6. Contribute As Much As You Can
No matter how hard or clever you try to be, you’ll never be able to control how much the market decides to return. Even though we know the average return of the stock market is 10 percent, this is not a guarantee, and it most certainly will fluctuate from year to year.
The one thing you can control is how much you want to contribute. The more you put into your portfolio, the more volume there will be to utilize compound interest. Using a helpful retirement planner like this one from Buxfer to forecast how much your portfolio could be worth in the future, you’ll see for yourself what a benefit it could be.
7. Avoid Taxes Whenever Allowed

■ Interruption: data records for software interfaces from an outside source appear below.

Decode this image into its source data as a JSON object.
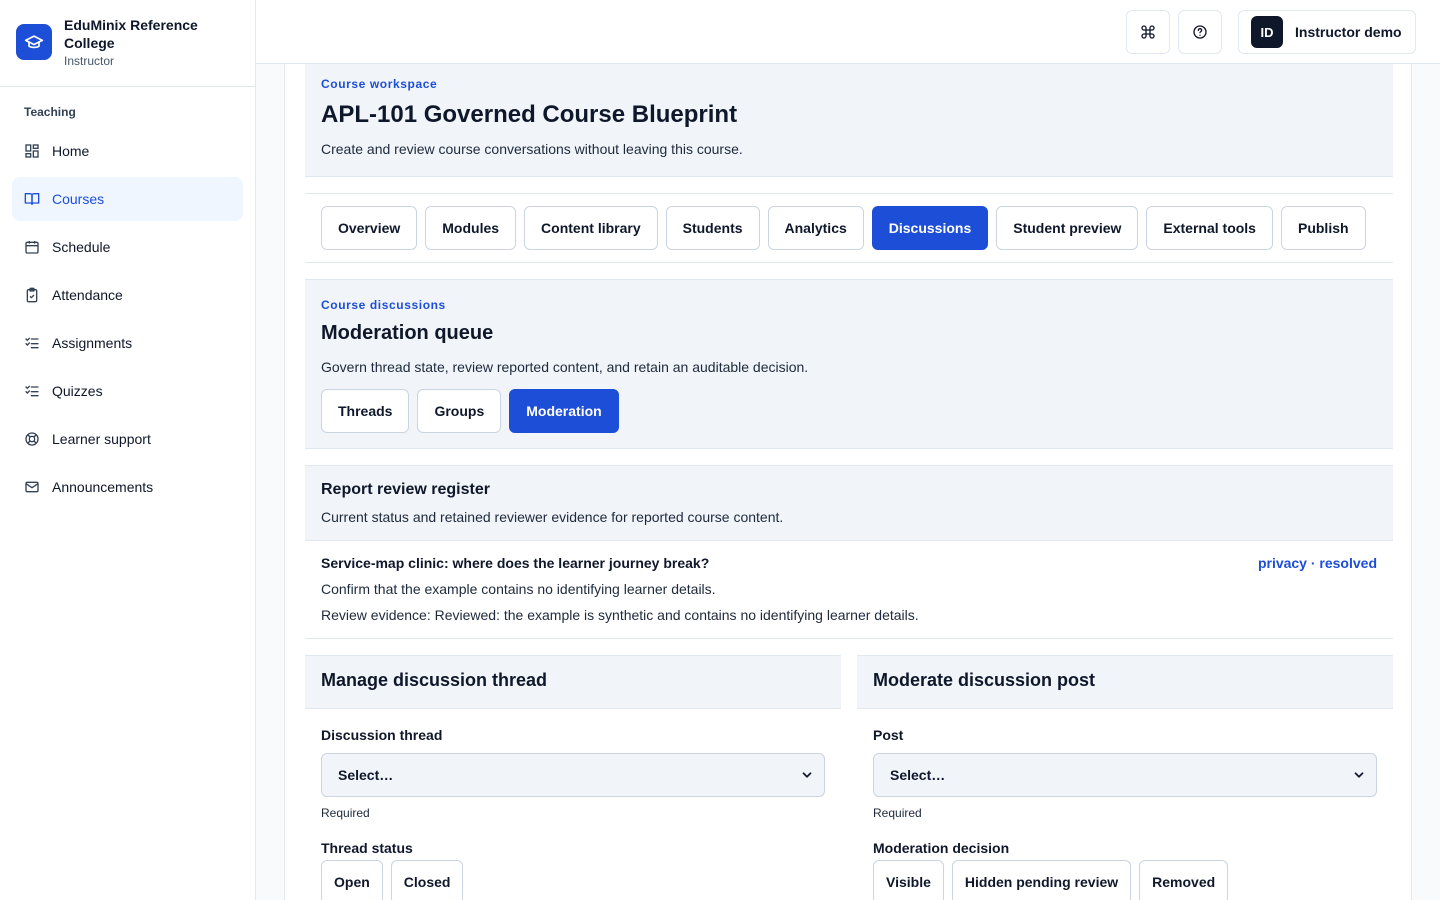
{
  "brand": {
    "name": "EduMinix Reference College",
    "role": "Instructor"
  },
  "sidebar": {
    "section": "Teaching",
    "items": [
      {
        "label": "Home",
        "icon": "dashboard-icon"
      },
      {
        "label": "Courses",
        "icon": "book-open-icon",
        "active": true
      },
      {
        "label": "Schedule",
        "icon": "calendar-icon"
      },
      {
        "label": "Attendance",
        "icon": "clipboard-check-icon"
      },
      {
        "label": "Assignments",
        "icon": "list-check-icon"
      },
      {
        "label": "Quizzes",
        "icon": "list-check-icon"
      },
      {
        "label": "Learner support",
        "icon": "lifebuoy-icon"
      },
      {
        "label": "Announcements",
        "icon": "mail-icon"
      }
    ]
  },
  "header": {
    "user": {
      "initials": "ID",
      "name": "Instructor demo"
    }
  },
  "workspace": {
    "eyebrow": "Course workspace",
    "title": "APL-101 Governed Course Blueprint",
    "description": "Create and review course conversations without leaving this course."
  },
  "tabs": [
    "Overview",
    "Modules",
    "Content library",
    "Students",
    "Analytics",
    "Discussions",
    "Student preview",
    "External tools",
    "Publish"
  ],
  "active_tab": "Discussions",
  "discussions": {
    "eyebrow": "Course discussions",
    "title": "Moderation queue",
    "description": "Govern thread state, review reported content, and retain an auditable decision.",
    "subtabs": [
      "Threads",
      "Groups",
      "Moderation"
    ],
    "active_subtab": "Moderation"
  },
  "register": {
    "title": "Report review register",
    "description": "Current status and retained reviewer evidence for reported course content.",
    "row": {
      "title": "Service-map clinic: where does the learner journey break?",
      "tag": "privacy · resolved",
      "line1": "Confirm that the example contains no identifying learner details.",
      "line2": "Review evidence: Reviewed: the example is synthetic and contains no identifying learner details."
    }
  },
  "thread_panel": {
    "title": "Manage discussion thread",
    "field_label": "Discussion thread",
    "select_value": "Select…",
    "hint": "Required",
    "status_label": "Thread status",
    "options": [
      "Open",
      "Closed"
    ]
  },
  "post_panel": {
    "title": "Moderate discussion post",
    "field_label": "Post",
    "select_value": "Select…",
    "hint": "Required",
    "status_label": "Moderation decision",
    "options": [
      "Visible",
      "Hidden pending review",
      "Removed"
    ]
  },
  "colors": {
    "accent": "#1d4ed8",
    "text": "#0f172a",
    "panel": "#f1f5f9",
    "border": "#e2e8f0"
  }
}
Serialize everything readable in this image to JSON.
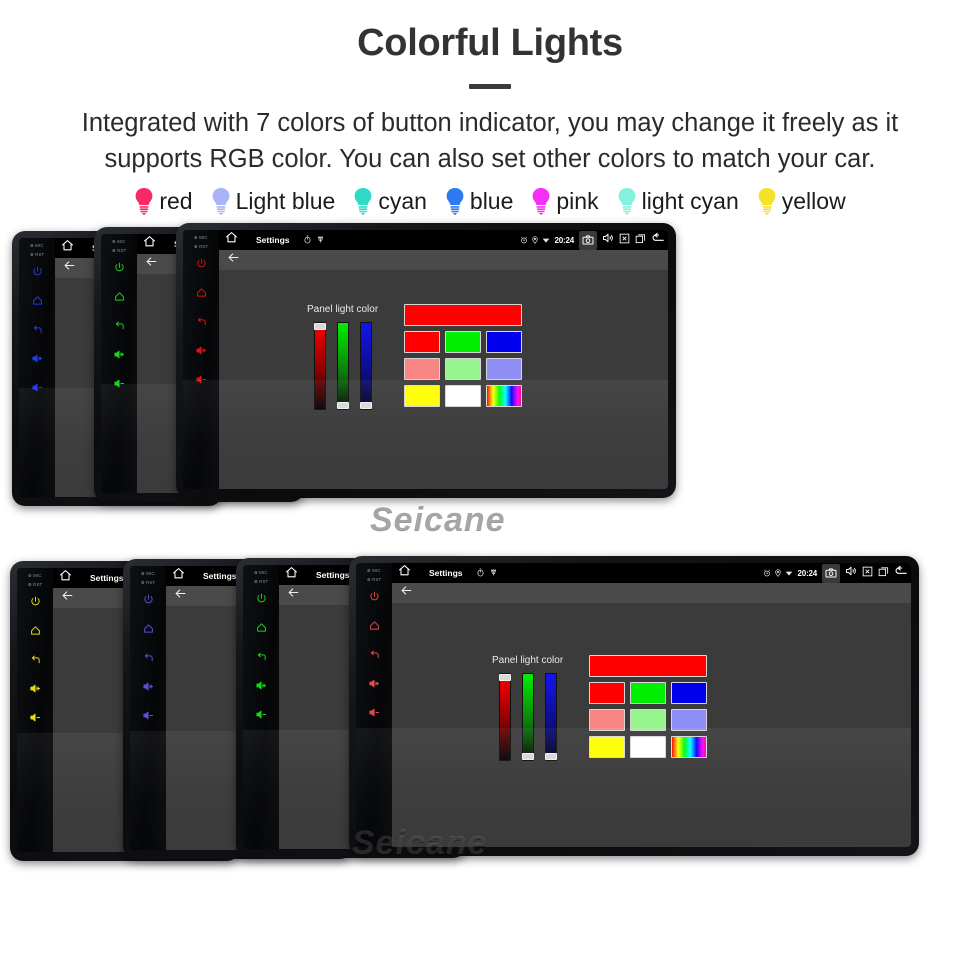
{
  "header": {
    "title": "Colorful Lights",
    "subtitle": "Integrated with 7 colors of button indicator, you may change it freely as it supports RGB color. You can also set other colors to match your car."
  },
  "legend": {
    "items": [
      {
        "label": "red",
        "icon": "bulb-icon",
        "color": "#f72a64"
      },
      {
        "label": "Light blue",
        "icon": "bulb-icon",
        "color": "#a8b4f5"
      },
      {
        "label": "cyan",
        "icon": "bulb-icon",
        "color": "#2fd9c8"
      },
      {
        "label": "blue",
        "icon": "bulb-icon",
        "color": "#2d7bf0"
      },
      {
        "label": "pink",
        "icon": "bulb-icon",
        "color": "#f62ef6"
      },
      {
        "label": "light cyan",
        "icon": "bulb-icon",
        "color": "#86f0de"
      },
      {
        "label": "yellow",
        "icon": "bulb-icon",
        "color": "#f7e02a"
      }
    ]
  },
  "device_ui": {
    "statusbar": {
      "home_icon": "home-icon",
      "title": "Settings",
      "timer_icon": "stopwatch-icon",
      "usb_icon": "usb-icon",
      "alarm_icon": "alarm-icon",
      "location_icon": "location-pin-icon",
      "wifi_icon": "wifi-icon",
      "clock": "20:24",
      "camera_icon": "camera-icon",
      "volume_icon": "volume-icon",
      "close_icon": "close-box-icon",
      "recents_icon": "recent-apps-icon",
      "back_icon": "back-arrow-icon"
    },
    "subbar": {
      "back_icon": "back-arrow-icon"
    },
    "picker": {
      "label": "Panel light color",
      "sliders": [
        {
          "name": "red-slider",
          "value": 100
        },
        {
          "name": "green-slider",
          "value": 0
        },
        {
          "name": "blue-slider",
          "value": 0
        }
      ],
      "preview_color": "#ff0000",
      "swatch_rows": [
        [
          "#ff0000",
          "#00ee00",
          "#0000ee"
        ],
        [
          "#fa8585",
          "#96f58f",
          "#8f8ff5"
        ],
        [
          "#ffff00",
          "#ffffff",
          "rainbow"
        ]
      ]
    },
    "rail": {
      "mic_label": "MIC",
      "rst_label": "RST",
      "buttons": [
        "power-icon",
        "home-icon",
        "back-icon",
        "volume-up-icon",
        "volume-down-icon"
      ]
    },
    "watermark": "Seicane"
  },
  "groups": {
    "top": {
      "name": "top-device-stack",
      "devices": [
        {
          "name": "device-blue",
          "button_color": "#1e3df0"
        },
        {
          "name": "device-green",
          "button_color": "#18d818"
        },
        {
          "name": "device-red",
          "button_color": "#e01212"
        }
      ]
    },
    "bottom": {
      "name": "bottom-device-stack",
      "devices": [
        {
          "name": "device-yellow",
          "button_color": "#e8dd18"
        },
        {
          "name": "device-purple",
          "button_color": "#5a52d8"
        },
        {
          "name": "device-green",
          "button_color": "#18d818"
        },
        {
          "name": "device-red",
          "button_color": "#e84a4a"
        }
      ]
    }
  }
}
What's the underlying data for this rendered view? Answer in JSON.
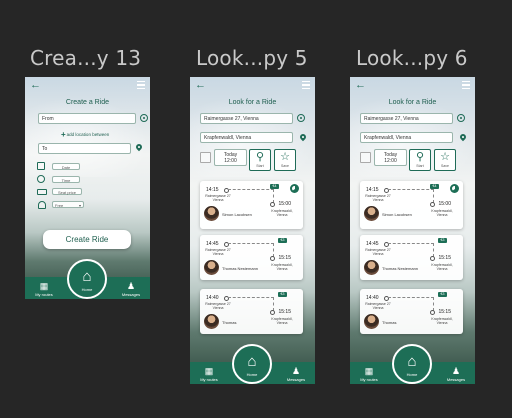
{
  "frames": [
    {
      "name": "Crea...y 13",
      "title": "Create a Ride",
      "from_placeholder": "From",
      "add_location": "add location between",
      "to_placeholder": "To",
      "date_label": "Date",
      "time_label": "Time",
      "seat_price_label": "Seat price",
      "free_label": "Free",
      "create_button": "Create Ride",
      "nav": {
        "my_routes": "My routes",
        "home": "Home",
        "messages": "Messages"
      }
    },
    {
      "name": "Look...py 5",
      "title": "Look for a Ride",
      "from_value": "Raimergasse 27, Vienna",
      "to_value": "Krapfenwaldl, Vienna",
      "date": "Today",
      "time": "12:00",
      "search_label": "Start",
      "save_label": "Save",
      "rides": [
        {
          "dep": "14:15",
          "arr": "15:00",
          "from": "Raimergasse 27 Vienna",
          "to": "Krapfenwaldl, Vienna",
          "driver": "Simon Lacobsen",
          "price": "€4"
        },
        {
          "dep": "14:45",
          "arr": "15:15",
          "from": "Raimergasse 27 Vienna",
          "to": "Krapfenwaldl, Vienna",
          "driver": "Thomas Nestemann",
          "price": "€3"
        },
        {
          "dep": "14:40",
          "arr": "15:15",
          "from": "Raimergasse 27 Vienna",
          "to": "Krapfenwaldl, Vienna",
          "driver": "Thomas",
          "price": "€3"
        }
      ],
      "nav": {
        "my_routes": "My routes",
        "home": "Home",
        "messages": "Messages"
      }
    },
    {
      "name": "Look...py 6",
      "title": "Look for a Ride",
      "from_value": "Raimergasse 27, Vienna",
      "to_value": "Krapfenwaldl, Vienna",
      "date": "Today",
      "time": "12:00",
      "search_label": "Start",
      "save_label": "Save",
      "rides": [
        {
          "dep": "14:15",
          "arr": "15:00",
          "from": "Raimergasse 27 Vienna",
          "to": "Krapfenwaldl, Vienna",
          "driver": "Simon Lacobsen",
          "price": "€4"
        },
        {
          "dep": "14:45",
          "arr": "15:15",
          "from": "Raimergasse 27 Vienna",
          "to": "Krapfenwaldl, Vienna",
          "driver": "Thomas Nestemann",
          "price": "€3"
        },
        {
          "dep": "14:40",
          "arr": "15:15",
          "from": "Raimergasse 27 Vienna",
          "to": "Krapfenwaldl, Vienna",
          "driver": "Thomas",
          "price": "€3"
        }
      ],
      "nav": {
        "my_routes": "My routes",
        "home": "Home",
        "messages": "Messages"
      }
    }
  ],
  "colors": {
    "canvas": "#262626",
    "brand_green": "#1d6e56",
    "title_text": "#c9c9c9"
  }
}
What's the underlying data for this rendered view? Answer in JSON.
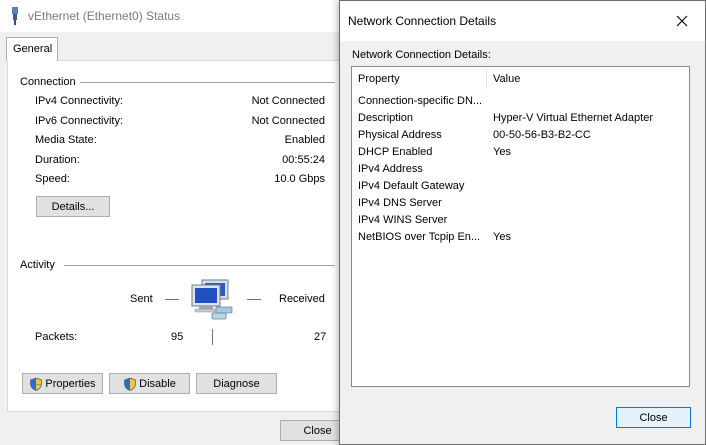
{
  "status_window": {
    "title": "vEthernet (Ethernet0) Status",
    "tab_label": "General",
    "connection": {
      "label": "Connection",
      "rows": [
        {
          "label": "IPv4 Connectivity:",
          "value": "Not Connected"
        },
        {
          "label": "IPv6 Connectivity:",
          "value": "Not Connected"
        },
        {
          "label": "Media State:",
          "value": "Enabled"
        },
        {
          "label": "Duration:",
          "value": "00:55:24"
        },
        {
          "label": "Speed:",
          "value": "10.0 Gbps"
        }
      ],
      "details_button": "Details..."
    },
    "activity": {
      "label": "Activity",
      "sent_label": "Sent",
      "received_label": "Received",
      "packets_label": "Packets:",
      "packets_sent": "95",
      "packets_received": "27"
    },
    "buttons": {
      "properties": "Properties",
      "disable": "Disable",
      "diagnose": "Diagnose",
      "close": "Close"
    }
  },
  "details_window": {
    "title": "Network Connection Details",
    "caption": "Network Connection Details:",
    "columns": {
      "property": "Property",
      "value": "Value"
    },
    "rows": [
      {
        "property": "Connection-specific DN...",
        "value": ""
      },
      {
        "property": "Description",
        "value": "Hyper-V Virtual Ethernet Adapter"
      },
      {
        "property": "Physical Address",
        "value": "00-50-56-B3-B2-CC"
      },
      {
        "property": "DHCP Enabled",
        "value": "Yes"
      },
      {
        "property": "IPv4 Address",
        "value": ""
      },
      {
        "property": "IPv4 Default Gateway",
        "value": ""
      },
      {
        "property": "IPv4 DNS Server",
        "value": ""
      },
      {
        "property": "IPv4 WINS Server",
        "value": ""
      },
      {
        "property": "NetBIOS over Tcpip En...",
        "value": "Yes"
      }
    ],
    "close_button": "Close"
  },
  "icons": {
    "title": "network-adapter-icon",
    "shield": "uac-shield-icon",
    "activity": "network-computers-icon",
    "close": "close-icon"
  },
  "colors": {
    "accent": "#0078d7",
    "button_face": "#e1e1e1",
    "window_bg": "#f0f0f0"
  }
}
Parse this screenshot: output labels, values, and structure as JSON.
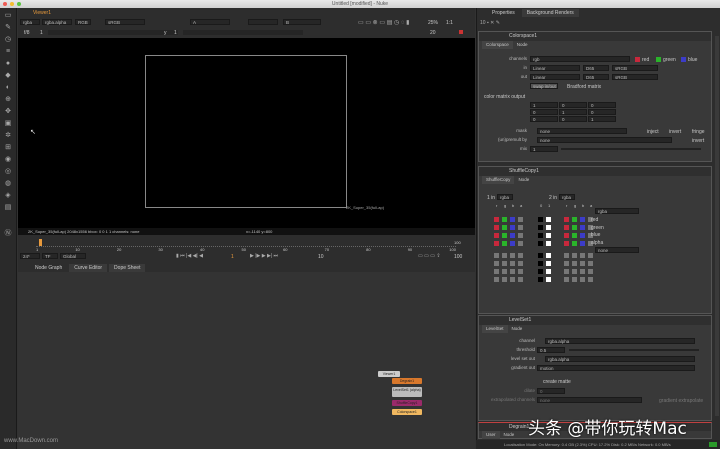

Taxes may be a certainty in life. But is there any reason to pay more than your fair share? Absolutely not!
Every year, the IRS lets most people contribute up to $20,500 into a workplace retirement plan and another $6,000 into an IRA. If you’re age 50 or older, then those limits are even higher.
With every dollar you contribute to these plans, it’s one less that you have to pay taxes on. For that reason, it just makes total sense to max out these tax-advantaged funds and minimize your tax bill as much as possible.
8. Watch Out for Fees
Speaking of reducing how much you’ll pay, fees are another thing that can erode your finances over time. Even just a seemingly small difference of one percent can result in $1.5 million lost over a 40-year career as demonstrated in this case study from Forbes.
That’s it’s important to select funds that are low-cost and won’t eat into your returns. Again, index funds are an excellent choice with some companies like Fidelity even offering them for free.
9. Don’t Wait on the Sidelines
It can be frightening to try to jump into investing, especially if the market isn’t too well at the moment. But don’t wait for the “perfect time” to come around – because it never will!
Again, no one really knows when the market is at a peak or the bottom, so it’s impossible to say if buying or selling at that moment is the right answer. But one thing is for sure: if you don’t enter the game at some point, you’ll never make any money at all. Take a consistent and gradual approach like dollar-cost averaging and don’t try to outsmart the market.
10. Stay Engaged Throughout the Process
Being an investor doesn’t mean watching stock graphs all day long or knowing everything about the companies you own shares of. But it does mean paying attention to the news and using the lessons from past market cycles to gauge what you should do next.
Even intelligent, wealthy people can make this mistake. Back in 2008 when the Bernie Madoff Ponzi Scheme was exposed, it was revealed he defrauded $65 billion from his clients. He was able to do this because he was trusted, and no one thought to question his unrealistically above-average returns until it was too late.
Even if you use someone else to manage your wealth, never take your finger off the pulse. It’s your legacy and so you owe to yourself and your family to make sure it’s in good hands.
Image source: Unsplash